The impact of a single vulnerability is often hard for an organization to measure. The results from an automated scanner or a software manufacturer’s security bulletin on a vulnerability may differ wildly from its actual impact. This leaves organizations scrambling as “Patch Tuesday” (an unofficial term for when Microsoft® and others regularly release software patches) arrives and they attempt to patch everything. Other organizations choose to focus exclusively on critical or high vulnerabilities discovered by their vulnerability scanner, leaving lower-ranking vulnerabilities ignored.
It is understandable that companies would focus on vulnerabilities that their managed service provider or vulnerability scanner have flagged as critical. These should be patched. However, what about the lower-ranking vulnerabilities that have also been identified? What should be done? Depending on the vulnerability and where it is within your organization’s network or web application, it may be minor, or it may be critical in nature.

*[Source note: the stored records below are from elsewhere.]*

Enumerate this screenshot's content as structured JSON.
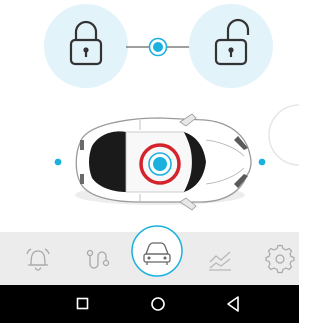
{
  "lock_control": {
    "lock_icon": "padlock-closed-icon",
    "unlock_icon": "padlock-open-icon",
    "slider_handle_icon": "slider-handle-icon"
  },
  "car": {
    "image_icon": "car-top-view-icon",
    "left_indicator_icon": "dot-icon",
    "right_indicator_icon": "dot-icon",
    "center_button_icon": "target-button-icon",
    "colors": {
      "accent": "#1bb1de",
      "highlight_ring": "#d4232a"
    }
  },
  "tab_bar": {
    "items": [
      {
        "icon": "alarm-bell-icon"
      },
      {
        "icon": "route-icon"
      },
      {
        "icon": "car-icon",
        "selected": true
      },
      {
        "icon": "chart-icon"
      },
      {
        "icon": "gear-icon"
      }
    ]
  },
  "system_nav": {
    "items": [
      {
        "icon": "recent-apps-square-icon"
      },
      {
        "icon": "home-circle-icon"
      },
      {
        "icon": "back-triangle-icon"
      }
    ]
  }
}
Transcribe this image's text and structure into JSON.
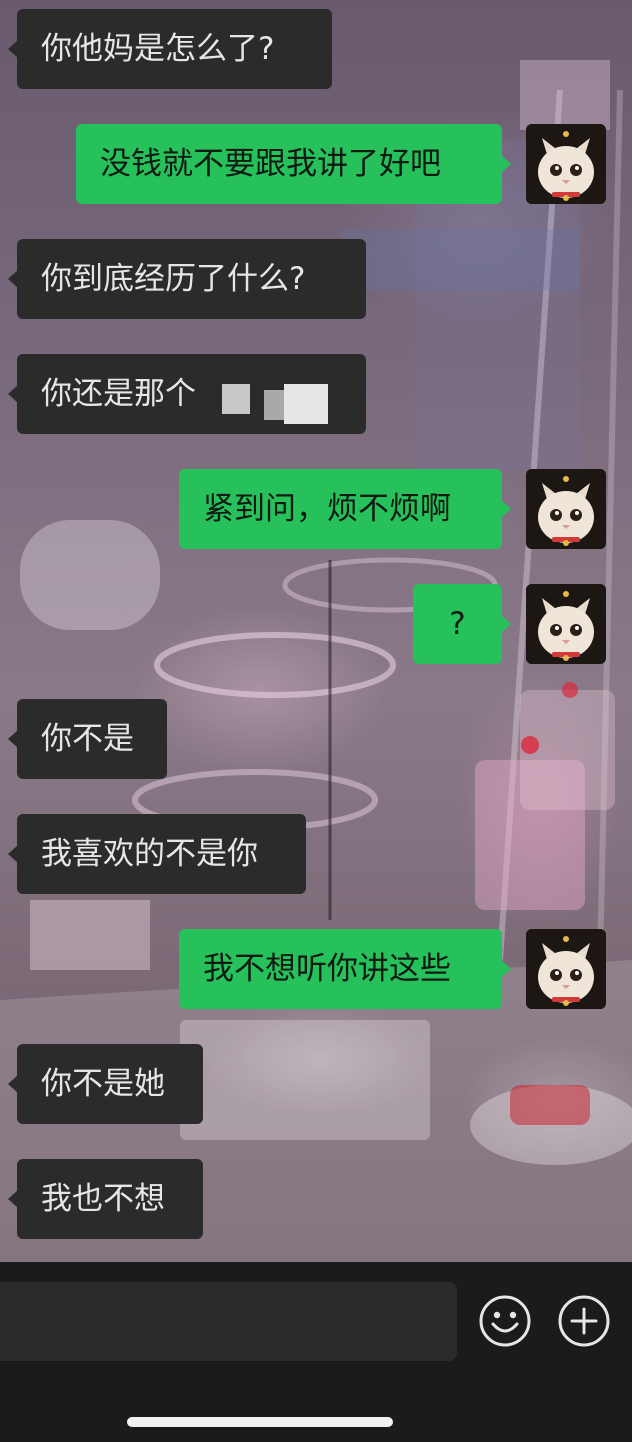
{
  "chat": {
    "messages": [
      {
        "side": "in",
        "text": "你他妈是怎么了?"
      },
      {
        "side": "out",
        "text": "没钱就不要跟我讲了好吧"
      },
      {
        "side": "in",
        "text": "你到底经历了什么?"
      },
      {
        "side": "in",
        "text": "你还是那个"
      },
      {
        "side": "out",
        "text": "紧到问，烦不烦啊"
      },
      {
        "side": "out",
        "text": "?"
      },
      {
        "side": "in",
        "text": "你不是"
      },
      {
        "side": "in",
        "text": "我喜欢的不是你"
      },
      {
        "side": "out",
        "text": "我不想听你讲这些"
      },
      {
        "side": "in",
        "text": "你不是她"
      },
      {
        "side": "in",
        "text": "我也不想"
      }
    ]
  },
  "composer": {
    "value": "",
    "emoji_icon": "smiley-icon",
    "plus_icon": "plus-circle-icon"
  },
  "colors": {
    "outgoing_bubble": "#27c15c",
    "incoming_bubble": "#2b2b2b",
    "bar_background": "#1b1b1b"
  }
}
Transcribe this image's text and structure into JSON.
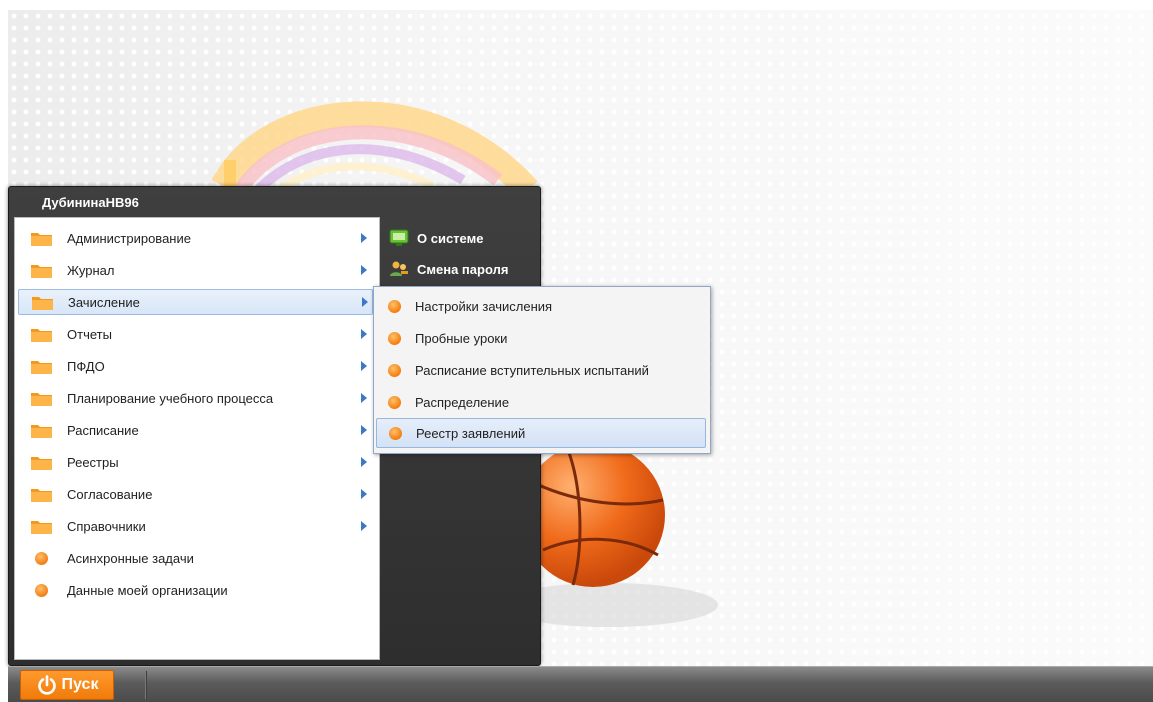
{
  "start_menu": {
    "user_name": "ДубининаНВ96",
    "left_items": [
      {
        "label": "Администрирование",
        "icon": "folder-icon",
        "has_submenu": true
      },
      {
        "label": "Журнал",
        "icon": "folder-icon",
        "has_submenu": true
      },
      {
        "label": "Зачисление",
        "icon": "folder-icon",
        "has_submenu": true,
        "active": true
      },
      {
        "label": "Отчеты",
        "icon": "folder-icon",
        "has_submenu": true
      },
      {
        "label": "ПФДО",
        "icon": "folder-icon",
        "has_submenu": true
      },
      {
        "label": "Планирование учебного процесса",
        "icon": "folder-icon",
        "has_submenu": true
      },
      {
        "label": "Расписание",
        "icon": "folder-icon",
        "has_submenu": true
      },
      {
        "label": "Реестры",
        "icon": "folder-icon",
        "has_submenu": true
      },
      {
        "label": "Согласование",
        "icon": "folder-icon",
        "has_submenu": true
      },
      {
        "label": "Справочники",
        "icon": "folder-icon",
        "has_submenu": true
      },
      {
        "label": "Асинхронные задачи",
        "icon": "dot-icon",
        "has_submenu": false
      },
      {
        "label": "Данные моей организации",
        "icon": "dot-icon",
        "has_submenu": false
      }
    ],
    "right_items": [
      {
        "label": "О системе",
        "icon": "monitor-icon"
      },
      {
        "label": "Смена пароля",
        "icon": "users-key-icon"
      }
    ]
  },
  "submenu": {
    "items": [
      {
        "label": "Настройки зачисления"
      },
      {
        "label": "Пробные уроки"
      },
      {
        "label": "Расписание вступительных испытаний"
      },
      {
        "label": "Распределение"
      },
      {
        "label": "Реестр заявлений",
        "active": true
      }
    ]
  },
  "taskbar": {
    "start_label": "Пуск"
  },
  "colors": {
    "accent_orange": "#f57d10",
    "menu_dark": "#333333",
    "highlight_blue": "#d8e6f7"
  }
}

One of the most important reasons to ensure vulnerabilities are discovered and patched at all levels is to prevent vulnerability chaining. This occurs when an attacker combines vulnerabilities to achieve a goal that is not possible with one vulnerability alone. A common example seen on Network Penetration Testing engagements is disabled or unenforced Server Message Block (SMB) signing (SMB signing helps secure communications and data across networks). One of the most popular vulnerability scanning tools labels this vulnerability as medium in severity. Because of its severity level and because Microsoft has it unenforced by default, it is often left in an unenforced state, and companies are left unprotected from man-in-the-middle attacks. In a recent internal penetration testing engagement, the Elliott Davis Penetration Testing team leveraged unenforced SMB signing to gain an initial foothold within a client’s environment. From that foothold, the team was able to eventually access domain admin credentials and dump password hashes. The Penetration Testing team accessed numerous passwords due to a weak Active Directory password policy (another vulnerability). From this point, the team had access to web mail and other web portals due to the lack of multi-factor authentication (yet another vulnerability).

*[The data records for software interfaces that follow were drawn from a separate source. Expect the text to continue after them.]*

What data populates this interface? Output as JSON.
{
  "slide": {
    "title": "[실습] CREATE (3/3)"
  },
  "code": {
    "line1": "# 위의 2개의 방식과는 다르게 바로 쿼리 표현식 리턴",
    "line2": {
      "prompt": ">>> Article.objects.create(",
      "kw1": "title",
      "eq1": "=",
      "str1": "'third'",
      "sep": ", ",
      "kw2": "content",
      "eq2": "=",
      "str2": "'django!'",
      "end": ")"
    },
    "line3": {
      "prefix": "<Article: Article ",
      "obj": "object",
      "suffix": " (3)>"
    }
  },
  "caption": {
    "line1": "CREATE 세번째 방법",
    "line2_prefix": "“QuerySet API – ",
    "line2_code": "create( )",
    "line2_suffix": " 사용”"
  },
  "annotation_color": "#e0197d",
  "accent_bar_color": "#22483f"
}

Another example is the well-known vulnerability in Apache’s Log4j software library or “Log4Shell”. Log4Shell’s product VMware Horizon had a known vulnerability. VMware Horizon often sits on the edge of a company’s network. A cybercriminal who can compromise a VMware Horizon server may gain access to other systems through a technique known as pivoting (connecting from one compromised system to another on the same IT network). The vulnerability allowed the reuse of local administrator passwords that could be chained and pivoted.

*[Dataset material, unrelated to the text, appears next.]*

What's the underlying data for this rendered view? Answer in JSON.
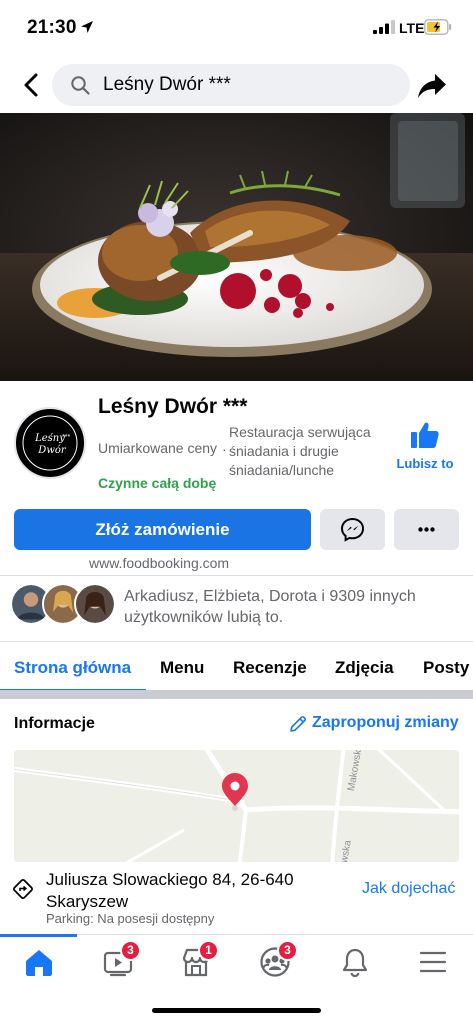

The Elliott Davis team identified this scenario during a recent penetration test. Once access was gained to a VMware Horizon server, local password hashes from the server were also available. The team discovered those local password hashes were reused on other IT systems. During this assessment, the final vulnerability that could be chained for full network compromise was the use of unencrypted Lightweight Directory Access Protocol (LDAP). The Penetration Testing team identified the ability to reuse the administrator password to access a Windows server. This server was running a service that used a domain administrator username and password to communicate with a domain controller over unencrypted LDAP. The Penetration Testing team discovered the domain administrator password used by the service in captured network packets directly on the server. The administrator password was clearly visible due to the lack of encryption.
We Can Help
Attackers are often successful due to creative vulnerability chaining for maximum impact. A penetration test can discover multiple avenues that may lead to the overall compromise of a network. We take the time to discover those paths and provide an attack diagram for our clients that outlines the different avenues and how each vulnerability contributes to an attack. Our goal is to help organizations identify issues and assist with remediation before cybercriminals attempt a compromise. For more information on how Elliott Davis can help your organization, contact a member of the Elliott Davis Penetration Testing team.
The information provided in this communication is of a general nature and should not be considered professional advice. You should not act upon the information provided without obtaining specific professional advice. The information above is subject to change.